The battle: Turkey is widely recognized as being one of the most LGBT-tolerant countries in the Middle East. It is one of only four countries in the region -- the others being Israel, Jordan, and, since 2003, Iraq -- where gay sex is legal, and Istanbul has a lively gay community. But Turkey's ostensibly liberal society has come under scrutiny over the last couple of years due to a string of murders committed against gay and transgender people. In 2008, Ahmet Yildiz was killed by his father in Turkey's first reported honor killing of a gay person. Over the last two years, meanwhile, at least eight transgender people have been murdered. In the first months of 2010 alone, two transgender women were killed, apparently due to homophobic violence. The country is split between a modernizing Islamist government that hopes to join the European Union and a conservative population that is squeamish about the increasingly visible role of gay people in Turkish society. But now, on top of the killings, Ankara is cracking down on gay rights activists, filing civil proceedings to close local group Black Pink Triangle on the grounds that it violates "Turkish moral values and family structure."
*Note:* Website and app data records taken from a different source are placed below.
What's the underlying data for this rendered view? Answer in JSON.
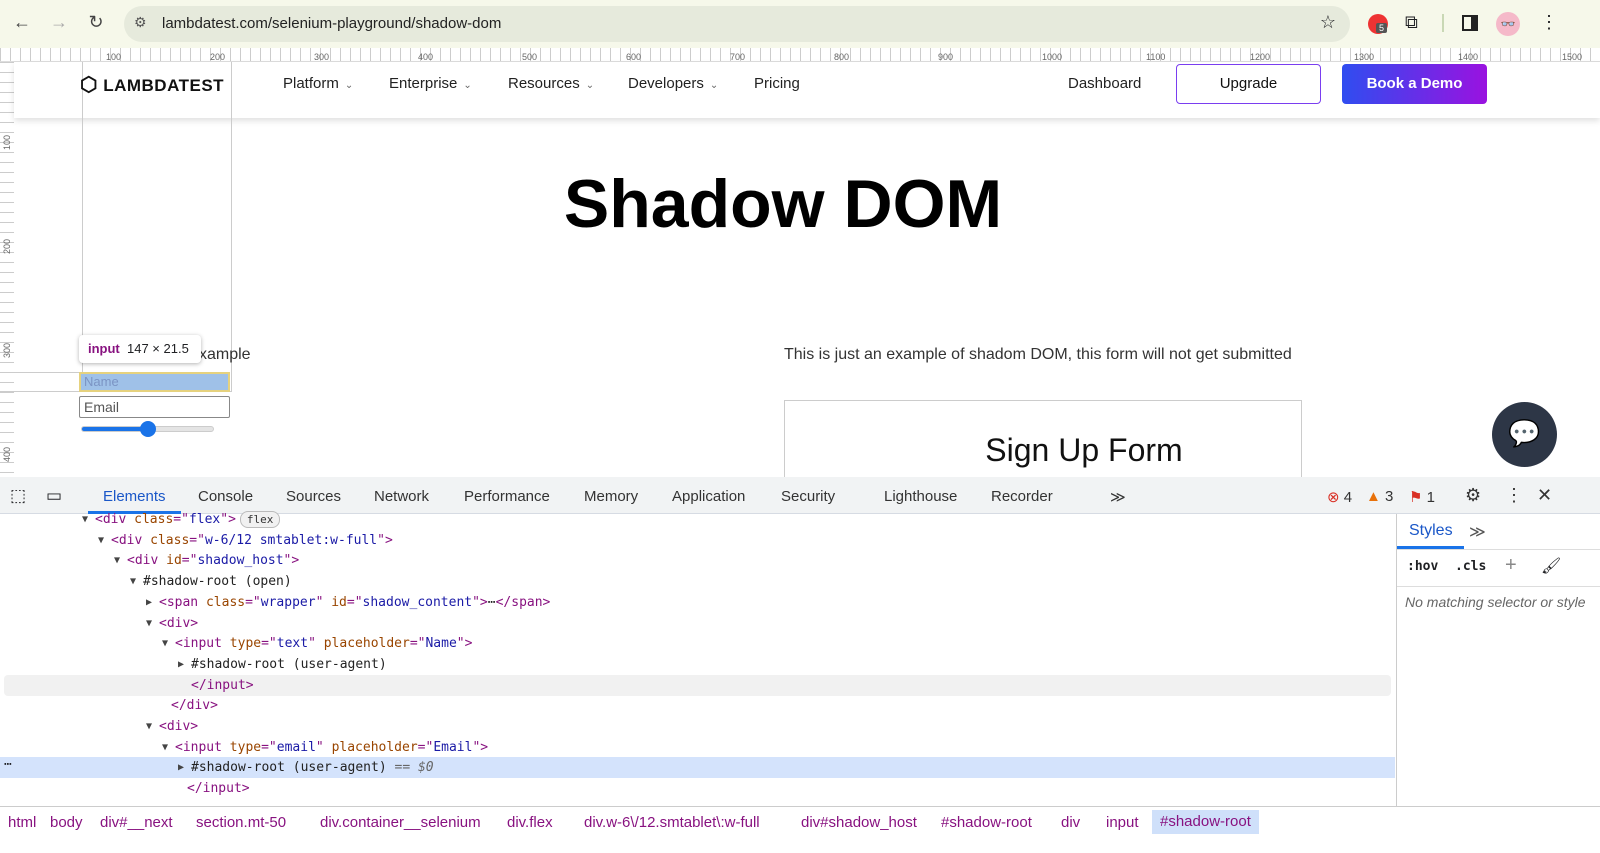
{
  "browser": {
    "url": "lambdatest.com/selenium-playground/shadow-dom",
    "extension_badge": "5"
  },
  "ruler": {
    "top": [
      "100",
      "200",
      "300",
      "400",
      "500",
      "600",
      "700",
      "800",
      "900",
      "1000",
      "1100",
      "1200",
      "1300",
      "1400",
      "1500"
    ],
    "left": [
      "100",
      "200",
      "300",
      "400"
    ]
  },
  "site": {
    "logo": "LAMBDATEST",
    "nav": [
      "Platform",
      "Enterprise",
      "Resources",
      "Developers",
      "Pricing"
    ],
    "dashboard": "Dashboard",
    "upgrade": "Upgrade",
    "demo": "Book a Demo",
    "title": "Shadow DOM",
    "example_partial": "xample",
    "description": "This is just an example of shadom DOM, this form will not get submitted",
    "form_title": "Sign Up Form",
    "name_placeholder": "Name",
    "email_placeholder": "Email",
    "slider_value": 0.5,
    "accent": "#7a3ef0"
  },
  "tooltip": {
    "tag": "input",
    "size": "147 × 21.5"
  },
  "devtools": {
    "tabs": [
      "Elements",
      "Console",
      "Sources",
      "Network",
      "Performance",
      "Memory",
      "Application",
      "Security",
      "Lighthouse",
      "Recorder"
    ],
    "active_tab": "Elements",
    "errors": "4",
    "warnings": "3",
    "issues": "1",
    "styles_tab": "Styles",
    "hov": ":hov",
    "cls": ".cls",
    "no_match": "No matching selector or style",
    "lines": [
      {
        "arrow": "▼",
        "parts": [
          [
            "tg",
            "<div "
          ],
          [
            "an",
            "class"
          ],
          [
            "tg",
            "=\""
          ],
          [
            "av",
            "flex"
          ],
          [
            "tg",
            "\">"
          ]
        ],
        "badge": "flex"
      },
      {
        "arrow": "▼",
        "parts": [
          [
            "tg",
            "<div "
          ],
          [
            "an",
            "class"
          ],
          [
            "tg",
            "=\""
          ],
          [
            "av",
            "w-6/12 smtablet:w-full"
          ],
          [
            "tg",
            "\">"
          ]
        ]
      },
      {
        "arrow": "▼",
        "parts": [
          [
            "tg",
            "<div "
          ],
          [
            "an",
            "id"
          ],
          [
            "tg",
            "=\""
          ],
          [
            "av",
            "shadow_host"
          ],
          [
            "tg",
            "\">"
          ]
        ]
      },
      {
        "arrow": "▼",
        "parts": [
          [
            "tx",
            "#shadow-root (open)"
          ]
        ]
      },
      {
        "arrow": "▶",
        "parts": [
          [
            "tg",
            "<span "
          ],
          [
            "an",
            "class"
          ],
          [
            "tg",
            "=\""
          ],
          [
            "av",
            "wrapper"
          ],
          [
            "tg",
            "\" "
          ],
          [
            "an",
            "id"
          ],
          [
            "tg",
            "=\""
          ],
          [
            "av",
            "shadow_content"
          ],
          [
            "tg",
            "\">"
          ],
          [
            "tx",
            "⋯"
          ],
          [
            "tg",
            "</span>"
          ]
        ]
      },
      {
        "arrow": "▼",
        "parts": [
          [
            "tg",
            "<div>"
          ]
        ]
      },
      {
        "arrow": "▼",
        "parts": [
          [
            "tg",
            "<input "
          ],
          [
            "an",
            "type"
          ],
          [
            "tg",
            "=\""
          ],
          [
            "av",
            "text"
          ],
          [
            "tg",
            "\" "
          ],
          [
            "an",
            "placeholder"
          ],
          [
            "tg",
            "=\""
          ],
          [
            "av",
            "Name"
          ],
          [
            "tg",
            "\">"
          ]
        ]
      },
      {
        "arrow": "▶",
        "parts": [
          [
            "tx",
            "#shadow-root (user-agent)"
          ]
        ]
      },
      {
        "arrow": "",
        "parts": [
          [
            "tg",
            "</input>"
          ]
        ]
      },
      {
        "arrow": "",
        "parts": [
          [
            "tg",
            "</div>"
          ]
        ]
      },
      {
        "arrow": "▼",
        "parts": [
          [
            "tg",
            "<div>"
          ]
        ]
      },
      {
        "arrow": "▼",
        "parts": [
          [
            "tg",
            "<input "
          ],
          [
            "an",
            "type"
          ],
          [
            "tg",
            "=\""
          ],
          [
            "av",
            "email"
          ],
          [
            "tg",
            "\" "
          ],
          [
            "an",
            "placeholder"
          ],
          [
            "tg",
            "=\""
          ],
          [
            "av",
            "Email"
          ],
          [
            "tg",
            "\">"
          ]
        ]
      },
      {
        "arrow": "▶",
        "parts": [
          [
            "tx",
            "#shadow-root (user-agent)"
          ],
          [
            "dm",
            " == $0"
          ]
        ]
      },
      {
        "arrow": "",
        "parts": [
          [
            "tg",
            "</input>"
          ]
        ]
      }
    ],
    "breadcrumbs": [
      "html",
      "body",
      "div#__next",
      "section.mt-50",
      "div.container__selenium",
      "div.flex",
      "div.w-6\\/12.smtablet\\:w-full",
      "div#shadow_host",
      "#shadow-root",
      "div",
      "input",
      "#shadow-root"
    ]
  }
}
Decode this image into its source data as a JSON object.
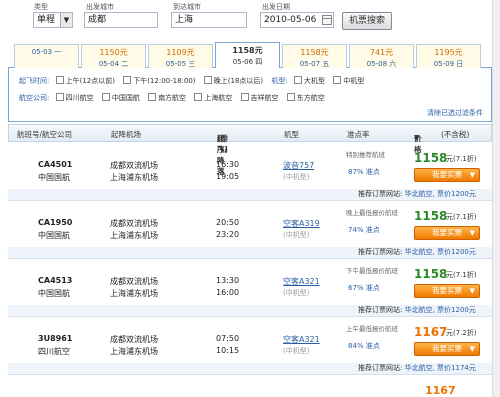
{
  "search": {
    "type_label": "类型",
    "type_value": "单程",
    "from_label": "出发城市",
    "from_value": "成都",
    "to_label": "到达城市",
    "to_value": "上海",
    "date_label": "出发日期",
    "date_value": "2010-05-06",
    "button": "机票搜索"
  },
  "date_tabs": [
    {
      "price": "",
      "date": "05-03 一"
    },
    {
      "price": "1150元",
      "date": "05-04 二"
    },
    {
      "price": "1109元",
      "date": "05-05 三"
    },
    {
      "price": "1158元",
      "date": "05-06 四"
    },
    {
      "price": "1158元",
      "date": "05-07 五"
    },
    {
      "price": "741元",
      "date": "05-08 六"
    },
    {
      "price": "1195元",
      "date": "05-09 日"
    }
  ],
  "filters": {
    "time_label": "起飞时间:",
    "time_options": [
      "上午(12点以前)",
      "下午(12:00-18:00)",
      "晚上(18点以后)"
    ],
    "model_label": "机型:",
    "model_options": [
      "大机型",
      "中机型"
    ],
    "airline_label": "航空公司:",
    "airline_options": [
      "四川航空",
      "中国国航",
      "南方航空",
      "上海航空",
      "吉祥航空",
      "东方航空"
    ],
    "clear_link": "清除已选过滤条件"
  },
  "table_header": {
    "flight": "航班号/航空公司",
    "airports": "起降机场",
    "times": "起飞/降落",
    "sort": "(排序)",
    "model": "机型",
    "ontime": "准点率",
    "price": "价格",
    "tax": "(不含税)"
  },
  "flights": [
    {
      "no": "CA4501",
      "airline": "中国国航",
      "dep_airport": "成都双流机场",
      "arr_airport": "上海浦东机场",
      "dep_time": "16:30",
      "arr_time": "19:05",
      "model": "波音757",
      "size": "(中机型)",
      "tag": "特别推荐航班",
      "ontime": "87% 准点",
      "price": "1158",
      "price_unit": "元",
      "discount": "(7.1折)",
      "book": "我要买票",
      "rec_label": "推荐订票网站:",
      "rec_site": "华北航空, 票价1200元"
    },
    {
      "no": "CA1950",
      "airline": "中国国航",
      "dep_airport": "成都双流机场",
      "arr_airport": "上海浦东机场",
      "dep_time": "20:50",
      "arr_time": "23:20",
      "model": "空客A319",
      "size": "(中机型)",
      "tag": "晚上最低报价航班",
      "ontime": "74% 准点",
      "price": "1158",
      "price_unit": "元",
      "discount": "(7.1折)",
      "book": "我要买票",
      "rec_label": "推荐订票网站:",
      "rec_site": "华北航空, 票价1200元"
    },
    {
      "no": "CA4513",
      "airline": "中国国航",
      "dep_airport": "成都双流机场",
      "arr_airport": "上海浦东机场",
      "dep_time": "13:30",
      "arr_time": "16:00",
      "model": "空客A321",
      "size": "(中机型)",
      "tag": "下午最低报价航班",
      "ontime": "67% 准点",
      "price": "1158",
      "price_unit": "元",
      "discount": "(7.1折)",
      "book": "我要买票",
      "rec_label": "推荐订票网站:",
      "rec_site": "华北航空, 票价1200元"
    },
    {
      "no": "3U8961",
      "airline": "四川航空",
      "dep_airport": "成都双流机场",
      "arr_airport": "上海浦东机场",
      "dep_time": "07:50",
      "arr_time": "10:15",
      "model": "空客A321",
      "size": "(中机型)",
      "tag": "上午最低报价航班",
      "ontime": "84% 准点",
      "price": "1167",
      "price_unit": "元",
      "discount": "(7.2折)",
      "book": "我要买票",
      "rec_label": "推荐订票网站:",
      "rec_site": "华北航空, 票价1174元"
    }
  ],
  "partial_price": "1167",
  "colors": {
    "accent_blue": "#2a5fa6",
    "price_green": "#2a8a2a",
    "price_orange": "#f07000",
    "button_orange": "#f07a00"
  }
}
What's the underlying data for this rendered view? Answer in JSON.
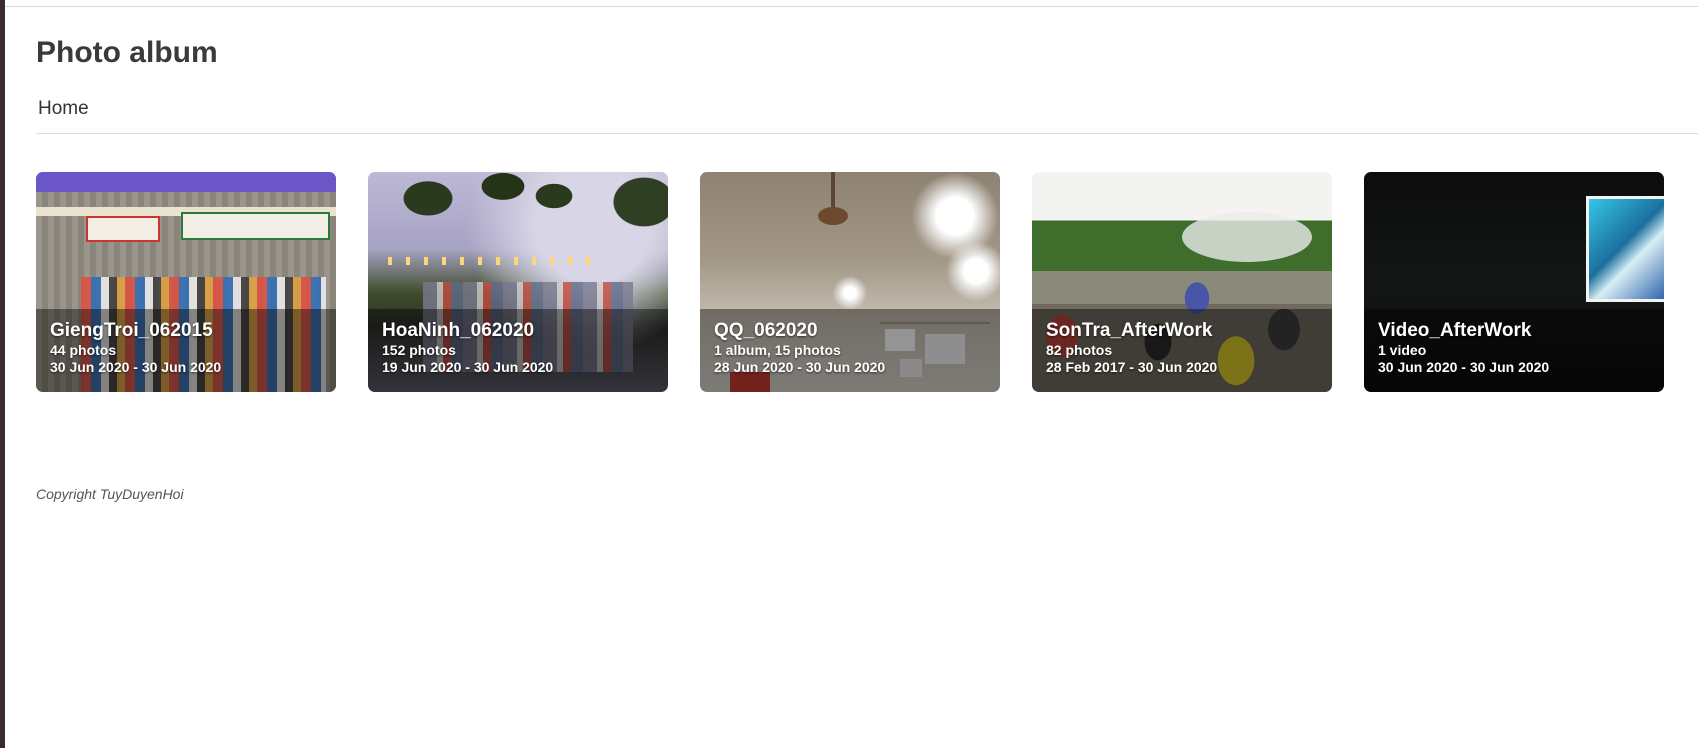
{
  "page": {
    "title": "Photo album",
    "breadcrumb": "Home",
    "footer": "Copyright TuyDuyenHoi"
  },
  "albums": [
    {
      "title": "GiengTroi_062015",
      "count": "44 photos",
      "dates": "30 Jun 2020 - 30 Jun 2020"
    },
    {
      "title": "HoaNinh_062020",
      "count": "152 photos",
      "dates": "19 Jun 2020 - 30 Jun 2020"
    },
    {
      "title": "QQ_062020",
      "count": "1 album, 15 photos",
      "dates": "28 Jun 2020 - 30 Jun 2020"
    },
    {
      "title": "SonTra_AfterWork",
      "count": "82 photos",
      "dates": "28 Feb 2017 - 30 Jun 2020"
    },
    {
      "title": "Video_AfterWork",
      "count": "1 video",
      "dates": "30 Jun 2020 - 30 Jun 2020"
    }
  ]
}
The outlook: International NGOs are in an uproar over the violence and the government's attempt to hinder activist groups. And Turkey's effort to join the European Union will probably lead it to temper some of its worst excesses. Still, the deaths and the governmental repression suggest that Turkey's reputation as a relative oasis of human rights in the Middle East isn't going to last long.